In verses (17-32) Paul makes a very strong point: our lives ought not look like the lives of people that don't believe in Jesus.  He is basically saying, "Don't live like you don't know better."  Be we cannot be different by merely abstaining from things people do in culture.  We must also do things they do not do.

Jesus certainly abstained from participating in certain cultural norms, but this is not what made him stand out.  People were drawn to him because he did things others were not doing.  We should do the same.  For example, Paul says in 4:28 that we are to labor, earn money, SO THAT we can give more.  That's different.  I can only imagine what would happen if all believers had this perspective on their work....

Wednesday, April 6, 2011

Value Clash Hinders Sustainable Mentorship

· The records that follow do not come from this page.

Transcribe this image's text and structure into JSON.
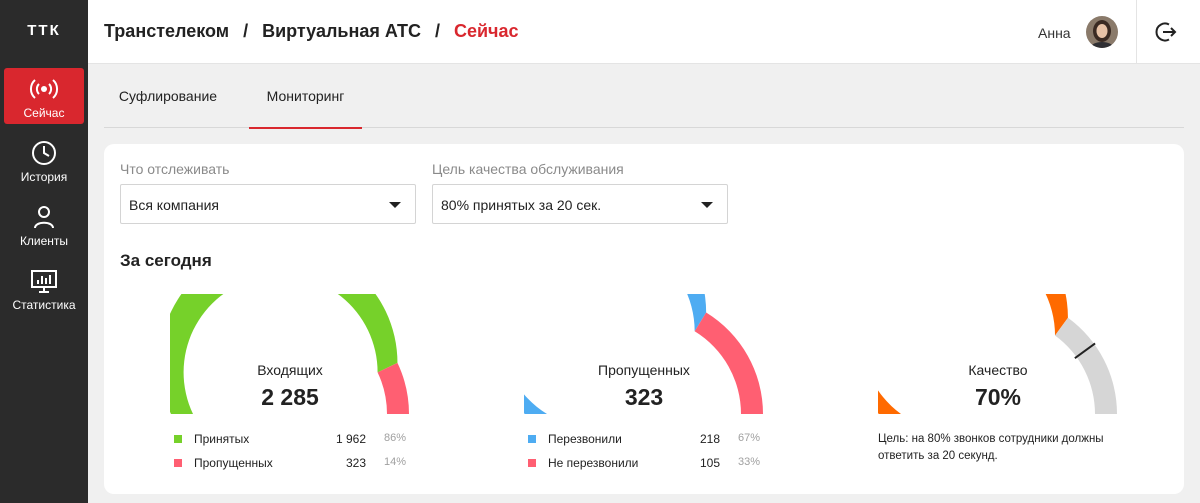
{
  "app": {
    "logo": "ТТК"
  },
  "sidebar": {
    "items": [
      {
        "label": "Сейчас",
        "icon": "broadcast-icon",
        "active": true
      },
      {
        "label": "История",
        "icon": "clock-icon",
        "active": false
      },
      {
        "label": "Клиенты",
        "icon": "user-icon",
        "active": false
      },
      {
        "label": "Статистика",
        "icon": "monitor-chart-icon",
        "active": false
      }
    ]
  },
  "header": {
    "breadcrumb": [
      "Транстелеком",
      "Виртуальная АТС",
      "Сейчас"
    ],
    "separator": "/",
    "user_name": "Анна",
    "logout_icon": "logout-icon"
  },
  "tabs": [
    {
      "label": "Суфлирование",
      "active": false
    },
    {
      "label": "Мониторинг",
      "active": true
    }
  ],
  "filters": {
    "track": {
      "label": "Что отслеживать",
      "value": "Вся компания"
    },
    "sla": {
      "label": "Цель качества обслуживания",
      "value": "80% принятых за 20 сек."
    }
  },
  "section_title": "За сегодня",
  "colors": {
    "accent": "#d9272e",
    "green": "#76d12a",
    "pink": "#ff5f72",
    "blue": "#4eacf2",
    "orange": "#ff6a00",
    "grey": "#d6d6d6"
  },
  "chart_data": [
    {
      "type": "pie",
      "label": "Входящих",
      "total": "2 285",
      "series": [
        {
          "name": "Принятых",
          "count": "1 962",
          "value": 1962,
          "percent": "86%"
        },
        {
          "name": "Пропущенных",
          "count": "323",
          "value": 323,
          "percent": "14%"
        }
      ]
    },
    {
      "type": "pie",
      "label": "Пропущенных",
      "total": "323",
      "series": [
        {
          "name": "Перезвонили",
          "count": "218",
          "value": 218,
          "percent": "67%"
        },
        {
          "name": "Не перезвонили",
          "count": "105",
          "value": 105,
          "percent": "33%"
        }
      ]
    },
    {
      "type": "pie",
      "label": "Качество",
      "total": "70%",
      "value": 70,
      "target": 80,
      "note": "Цель: на 80% звонков сотрудники должны ответить за 20 секунд."
    }
  ]
}
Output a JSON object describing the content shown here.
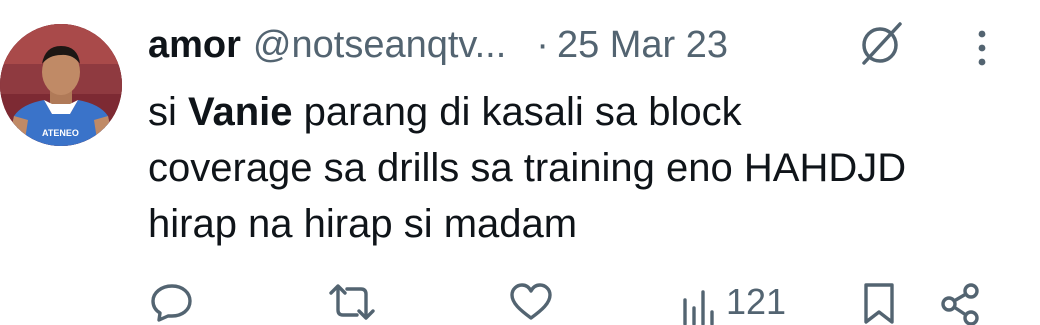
{
  "tweet": {
    "display_name": "amor",
    "handle": "@notseanqtv...",
    "separator": "·",
    "date": "25 Mar 23",
    "body": {
      "prefix": "si ",
      "bold": "Vanie",
      "line1_rest": " parang di kasali sa block",
      "line2": "coverage sa drills sa training eno HAHDJD",
      "line3": "hirap na hirap si madam"
    }
  },
  "actions": {
    "views_count": "121"
  },
  "icons": {
    "header": [
      "slash-icon",
      "more-vertical-icon"
    ],
    "action_bar": [
      "reply-icon",
      "retweet-icon",
      "like-icon",
      "views-icon",
      "bookmark-icon",
      "share-icon"
    ]
  },
  "colors": {
    "text": "#0f1419",
    "secondary": "#536471",
    "avatar_jersey": "#3a73c9",
    "avatar_background": "#7d2a33"
  }
}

Let’s be honest: connecting people of different generations is not the easiest thing to do.  We face obstacles like core values being different, older people being intimidated or frustrated by the younger generations, younger people not feeling the value of having an older person in their life…to either generation not knowing how to connect with the other.  There are ways we can help with these things (for more on that see chapters 7 and 8 of this book), but there is another issue that is just as obvious – if not more.  We just don’t talk about it as openly.
Younger people are desperate for an experience they know is Divine.  Of course not all desire this, but many just want to experience God, walk with Him daily, be a part of what He’s doing and be used by Him.  Sure, experience based pursuits can be incredibly dangerous if they are separated from truth.  But experiencing God can also be rooted in truth.  And this is what I find many college age people seeking.
And herein lies the problem.  It seems like there is a lack of older adults that authentically experience God – daily.  Many of them, if you ask them directly, have a hard time pointing out anything specific they feel like God is teaching them or working on in their life today.  Some can’t explain their own testimony of how and why they personally decided to follow Jesus – or why they do today.  Much of this is due to, and in some ways this will be an over simplification, older generations not being experience based.  They can know scripture, be grounded in doctrine, etc. but as I talk with more and more pastors working with older adults the lack of experiencing God in their lives is a huge issue.
Bridging these generational values together (a high value on experience with a high value on intellectual knowledge of Scripture) is what’s needed.  But if these tensions aren’t helped the differences actually hinder  sustainable mentor/disciple making relationships.  And, I’m not okay with that.  More to come…